> _Exercise prompt_: Copy all of the data that follows without altering a word.

> _Input records_:

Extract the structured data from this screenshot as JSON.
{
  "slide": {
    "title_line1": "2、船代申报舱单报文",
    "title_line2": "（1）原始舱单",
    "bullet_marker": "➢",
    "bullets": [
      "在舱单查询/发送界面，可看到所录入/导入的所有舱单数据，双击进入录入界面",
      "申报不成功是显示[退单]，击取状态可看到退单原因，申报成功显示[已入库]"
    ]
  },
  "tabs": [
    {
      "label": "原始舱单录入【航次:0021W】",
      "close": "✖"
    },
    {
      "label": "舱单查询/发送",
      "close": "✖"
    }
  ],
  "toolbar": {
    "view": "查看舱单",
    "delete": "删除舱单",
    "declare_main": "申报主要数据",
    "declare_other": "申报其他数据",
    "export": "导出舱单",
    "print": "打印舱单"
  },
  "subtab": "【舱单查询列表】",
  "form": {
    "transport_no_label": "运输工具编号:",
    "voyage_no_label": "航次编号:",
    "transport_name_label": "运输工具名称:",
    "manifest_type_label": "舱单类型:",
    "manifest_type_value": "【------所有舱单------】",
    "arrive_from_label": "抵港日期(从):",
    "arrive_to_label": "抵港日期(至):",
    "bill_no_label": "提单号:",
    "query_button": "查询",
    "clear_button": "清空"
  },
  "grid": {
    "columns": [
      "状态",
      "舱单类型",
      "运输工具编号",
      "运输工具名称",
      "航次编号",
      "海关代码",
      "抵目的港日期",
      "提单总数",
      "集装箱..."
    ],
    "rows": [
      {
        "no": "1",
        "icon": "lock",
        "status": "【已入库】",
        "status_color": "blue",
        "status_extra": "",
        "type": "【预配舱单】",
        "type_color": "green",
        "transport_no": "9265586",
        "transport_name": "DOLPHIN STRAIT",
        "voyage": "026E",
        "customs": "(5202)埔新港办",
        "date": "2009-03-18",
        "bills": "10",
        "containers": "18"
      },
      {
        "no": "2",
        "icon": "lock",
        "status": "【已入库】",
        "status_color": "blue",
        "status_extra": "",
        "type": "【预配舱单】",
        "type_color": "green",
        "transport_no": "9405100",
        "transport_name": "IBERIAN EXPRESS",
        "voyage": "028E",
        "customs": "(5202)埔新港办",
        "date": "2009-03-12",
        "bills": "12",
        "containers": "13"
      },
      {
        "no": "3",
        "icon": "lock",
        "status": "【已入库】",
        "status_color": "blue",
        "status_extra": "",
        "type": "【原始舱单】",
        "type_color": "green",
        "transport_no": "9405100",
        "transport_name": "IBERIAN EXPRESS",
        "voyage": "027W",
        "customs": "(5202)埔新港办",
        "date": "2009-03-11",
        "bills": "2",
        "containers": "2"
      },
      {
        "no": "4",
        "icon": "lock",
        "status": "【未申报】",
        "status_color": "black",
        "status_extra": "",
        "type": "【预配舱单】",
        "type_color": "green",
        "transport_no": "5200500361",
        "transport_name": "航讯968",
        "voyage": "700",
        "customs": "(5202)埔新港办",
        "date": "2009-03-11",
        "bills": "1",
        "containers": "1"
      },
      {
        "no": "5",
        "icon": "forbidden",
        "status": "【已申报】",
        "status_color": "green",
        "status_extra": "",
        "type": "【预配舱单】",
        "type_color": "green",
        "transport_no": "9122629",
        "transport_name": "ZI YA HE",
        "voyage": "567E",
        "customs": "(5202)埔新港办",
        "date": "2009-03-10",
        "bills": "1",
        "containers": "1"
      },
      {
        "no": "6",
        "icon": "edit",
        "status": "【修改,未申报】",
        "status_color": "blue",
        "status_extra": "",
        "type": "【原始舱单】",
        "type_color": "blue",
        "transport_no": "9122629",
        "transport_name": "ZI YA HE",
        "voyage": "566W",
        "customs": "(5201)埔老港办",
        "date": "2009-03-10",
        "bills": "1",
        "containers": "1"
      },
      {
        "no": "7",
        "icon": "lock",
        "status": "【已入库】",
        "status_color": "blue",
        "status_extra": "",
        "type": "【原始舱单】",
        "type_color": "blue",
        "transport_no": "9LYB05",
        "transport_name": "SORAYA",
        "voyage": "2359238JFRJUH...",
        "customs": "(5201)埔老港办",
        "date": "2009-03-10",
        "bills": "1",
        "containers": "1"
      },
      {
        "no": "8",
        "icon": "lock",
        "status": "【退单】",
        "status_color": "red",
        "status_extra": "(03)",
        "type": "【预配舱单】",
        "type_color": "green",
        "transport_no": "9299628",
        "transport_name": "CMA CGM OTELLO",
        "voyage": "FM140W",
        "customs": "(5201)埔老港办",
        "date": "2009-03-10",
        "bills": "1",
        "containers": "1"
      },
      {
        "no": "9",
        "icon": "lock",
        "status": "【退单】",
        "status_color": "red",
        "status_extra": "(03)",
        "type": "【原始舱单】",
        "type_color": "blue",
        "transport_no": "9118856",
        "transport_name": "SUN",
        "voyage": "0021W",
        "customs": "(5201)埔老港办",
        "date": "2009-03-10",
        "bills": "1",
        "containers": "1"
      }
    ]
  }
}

> _Answer section_:
Extract the structured data from this screenshot as JSON.
{
  "slide": {
    "title_line1": "2、船代申报舱单报文",
    "title_line2": "（1）原始舱单",
    "bullet_marker": "➢",
    "bullets": [
      "在舱单查询/发送界面，可看到所录入/导入的所有舱单数据，双击进入录入界面",
      "申报不成功是显示[退单]，击取状态可看到退单原因，申报成功显示[已入库]"
    ]
  },
  "tabs": [
    {
      "label": "原始舱单录入【航次:0021W】",
      "close": "✖"
    },
    {
      "label": "舱单查询/发送",
      "close": "✖"
    }
  ],
  "toolbar": {
    "view": "查看舱单",
    "delete": "删除舱单",
    "declare_main": "申报主要数据",
    "declare_other": "申报其他数据",
    "export": "导出舱单",
    "print": "打印舱单"
  },
  "subtab": "【舱单查询列表】",
  "form": {
    "transport_no_label": "运输工具编号:",
    "voyage_no_label": "航次编号:",
    "transport_name_label": "运输工具名称:",
    "manifest_type_label": "舱单类型:",
    "manifest_type_value": "【------所有舱单------】",
    "arrive_from_label": "抵港日期(从):",
    "arrive_to_label": "抵港日期(至):",
    "bill_no_label": "提单号:",
    "query_button": "查询",
    "clear_button": "清空"
  },
  "grid": {
    "columns": [
      "状态",
      "舱单类型",
      "运输工具编号",
      "运输工具名称",
      "航次编号",
      "海关代码",
      "抵目的港日期",
      "提单总数",
      "集装箱..."
    ],
    "rows": [
      {
        "no": "1",
        "icon": "lock",
        "status": "【已入库】",
        "status_color": "blue",
        "status_extra": "",
        "type": "【预配舱单】",
        "type_color": "green",
        "transport_no": "9265586",
        "transport_name": "DOLPHIN STRAIT",
        "voyage": "026E",
        "customs": "(5202)埔新港办",
        "date": "2009-03-18",
        "bills": "10",
        "containers": "18"
      },
      {
        "no": "2",
        "icon": "lock",
        "status": "【已入库】",
        "status_color": "blue",
        "status_extra": "",
        "type": "【预配舱单】",
        "type_color": "green",
        "transport_no": "9405100",
        "transport_name": "IBERIAN EXPRESS",
        "voyage": "028E",
        "customs": "(5202)埔新港办",
        "date": "2009-03-12",
        "bills": "12",
        "containers": "13"
      },
      {
        "no": "3",
        "icon": "lock",
        "status": "【已入库】",
        "status_color": "blue",
        "status_extra": "",
        "type": "【原始舱单】",
        "type_color": "green",
        "transport_no": "9405100",
        "transport_name": "IBERIAN EXPRESS",
        "voyage": "027W",
        "customs": "(5202)埔新港办",
        "date": "2009-03-11",
        "bills": "2",
        "containers": "2"
      },
      {
        "no": "4",
        "icon": "lock",
        "status": "【未申报】",
        "status_color": "black",
        "status_extra": "",
        "type": "【预配舱单】",
        "type_color": "green",
        "transport_no": "5200500361",
        "transport_name": "航讯968",
        "voyage": "700",
        "customs": "(5202)埔新港办",
        "date": "2009-03-11",
        "bills": "1",
        "containers": "1"
      },
      {
        "no": "5",
        "icon": "forbidden",
        "status": "【已申报】",
        "status_color": "green",
        "status_extra": "",
        "type": "【预配舱单】",
        "type_color": "green",
        "transport_no": "9122629",
        "transport_name": "ZI YA HE",
        "voyage": "567E",
        "customs": "(5202)埔新港办",
        "date": "2009-03-10",
        "bills": "1",
        "containers": "1"
      },
      {
        "no": "6",
        "icon": "edit",
        "status": "【修改,未申报】",
        "status_color": "blue",
        "status_extra": "",
        "type": "【原始舱单】",
        "type_color": "blue",
        "transport_no": "9122629",
        "transport_name": "ZI YA HE",
        "voyage": "566W",
        "customs": "(5201)埔老港办",
        "date": "2009-03-10",
        "bills": "1",
        "containers": "1"
      },
      {
        "no": "7",
        "icon": "lock",
        "status": "【已入库】",
        "status_color": "blue",
        "status_extra": "",
        "type": "【原始舱单】",
        "type_color": "blue",
        "transport_no": "9LYB05",
        "transport_name": "SORAYA",
        "voyage": "2359238JFRJUH...",
        "customs": "(5201)埔老港办",
        "date": "2009-03-10",
        "bills": "1",
        "containers": "1"
      },
      {
        "no": "8",
        "icon": "lock",
        "status": "【退单】",
        "status_color": "red",
        "status_extra": "(03)",
        "type": "【预配舱单】",
        "type_color": "green",
        "transport_no": "9299628",
        "transport_name": "CMA CGM OTELLO",
        "voyage": "FM140W",
        "customs": "(5201)埔老港办",
        "date": "2009-03-10",
        "bills": "1",
        "containers": "1"
      },
      {
        "no": "9",
        "icon": "lock",
        "status": "【退单】",
        "status_color": "red",
        "status_extra": "(03)",
        "type": "【原始舱单】",
        "type_color": "blue",
        "transport_no": "9118856",
        "transport_name": "SUN",
        "voyage": "0021W",
        "customs": "(5201)埔老港办",
        "date": "2009-03-10",
        "bills": "1",
        "containers": "1"
      }
    ]
  }
}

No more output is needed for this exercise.